  • BillAndersoot

    It’s a sad story, but what’s especially sad is that Quest Love seems to think it’s about him–what he looks like, his hair, the color of his skin, whatever. I feel sorry for him that he’s taking on others’ fears as if he was the cause of it.

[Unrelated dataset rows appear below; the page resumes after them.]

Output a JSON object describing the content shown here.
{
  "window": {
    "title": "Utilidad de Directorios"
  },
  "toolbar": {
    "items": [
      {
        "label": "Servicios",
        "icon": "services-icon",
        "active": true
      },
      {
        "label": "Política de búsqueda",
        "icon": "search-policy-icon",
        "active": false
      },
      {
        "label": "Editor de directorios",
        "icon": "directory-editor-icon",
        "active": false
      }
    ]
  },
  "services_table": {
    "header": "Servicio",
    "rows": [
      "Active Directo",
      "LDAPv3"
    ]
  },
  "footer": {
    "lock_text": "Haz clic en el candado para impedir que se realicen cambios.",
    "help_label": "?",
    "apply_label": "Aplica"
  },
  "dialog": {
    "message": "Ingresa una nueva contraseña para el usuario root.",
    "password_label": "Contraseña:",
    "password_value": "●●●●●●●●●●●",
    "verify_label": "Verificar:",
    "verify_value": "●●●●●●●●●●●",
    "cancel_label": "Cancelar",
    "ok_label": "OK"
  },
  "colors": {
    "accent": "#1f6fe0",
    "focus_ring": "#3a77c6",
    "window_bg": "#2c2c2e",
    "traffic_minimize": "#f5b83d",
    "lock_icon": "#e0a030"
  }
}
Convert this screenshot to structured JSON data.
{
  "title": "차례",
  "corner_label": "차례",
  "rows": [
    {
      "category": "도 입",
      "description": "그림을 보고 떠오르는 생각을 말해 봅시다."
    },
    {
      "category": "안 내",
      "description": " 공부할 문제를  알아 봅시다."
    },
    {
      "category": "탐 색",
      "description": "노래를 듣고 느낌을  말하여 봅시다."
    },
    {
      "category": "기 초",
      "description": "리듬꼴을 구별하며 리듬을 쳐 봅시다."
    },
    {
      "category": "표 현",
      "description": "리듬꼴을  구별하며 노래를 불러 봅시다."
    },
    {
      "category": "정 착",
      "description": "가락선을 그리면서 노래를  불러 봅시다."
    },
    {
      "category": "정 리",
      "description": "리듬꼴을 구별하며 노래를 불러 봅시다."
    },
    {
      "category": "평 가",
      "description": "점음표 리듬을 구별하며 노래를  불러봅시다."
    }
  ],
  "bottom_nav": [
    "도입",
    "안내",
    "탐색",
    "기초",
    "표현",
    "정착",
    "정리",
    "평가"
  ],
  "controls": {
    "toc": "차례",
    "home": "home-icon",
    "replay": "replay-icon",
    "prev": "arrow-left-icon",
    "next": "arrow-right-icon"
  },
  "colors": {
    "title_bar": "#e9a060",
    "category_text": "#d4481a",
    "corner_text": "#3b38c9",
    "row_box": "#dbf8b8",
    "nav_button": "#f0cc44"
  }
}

    Last week, a friend and I went to a guy’s apartment to buy a guitar amp. We’re both white (he’s whiter than me–looks like McCaulay Culkin in his teen years.) Anyway, we rang the buzzer to the guy’s apartment but he didn’t answer. It was a nice day, so we decided to wait. This is uptown Minneapolis, nice neighborhood, nice building, two nice guys just hanging out talking. While we were waiting, a woman approached the door, looked at us, and passed us by. I saw her walk to the corner and then stand there for awhile, looking very distraught. After a couple of minutes, she came back, quickly stepped past us and, as she was reaching for the door handle, I heard her whimper. Actually whimper. Like a dog that’s afraid it’s gonna get hit. She gave us one last terrified glance, pulled the door closed behind her and ran up the stairs. It wasn’t us. We weren’t doing anything. It was her. She was scared of us for whatever reason. But I’m white, so I don’t need to wonder if I did something wrong. Like being born black, for instance. (I was being sarcastic there–did you catch that?)

    A few years back, I lived at Cedar Square West on Minneapolis’ West Bank. One day I got into the elevator and noticed two little girls, both black, already in the elevator. As soon as I stepped in, they huddled together and stared at me. The littlest one said to the other, “Look at that white man. I hope he don’t kill us.” I don’t know what kind of sick creep taught those little girls that a white man wanted to kill them, but it wasn’t me. I smiled at them, but I really didn’t know what to say. I just wanted them to stop being scared.

    I think maybe that’s what Quest wants too. For people to just stop being scared. Stop treating him weird. But it’s not his fault. It really isn’t.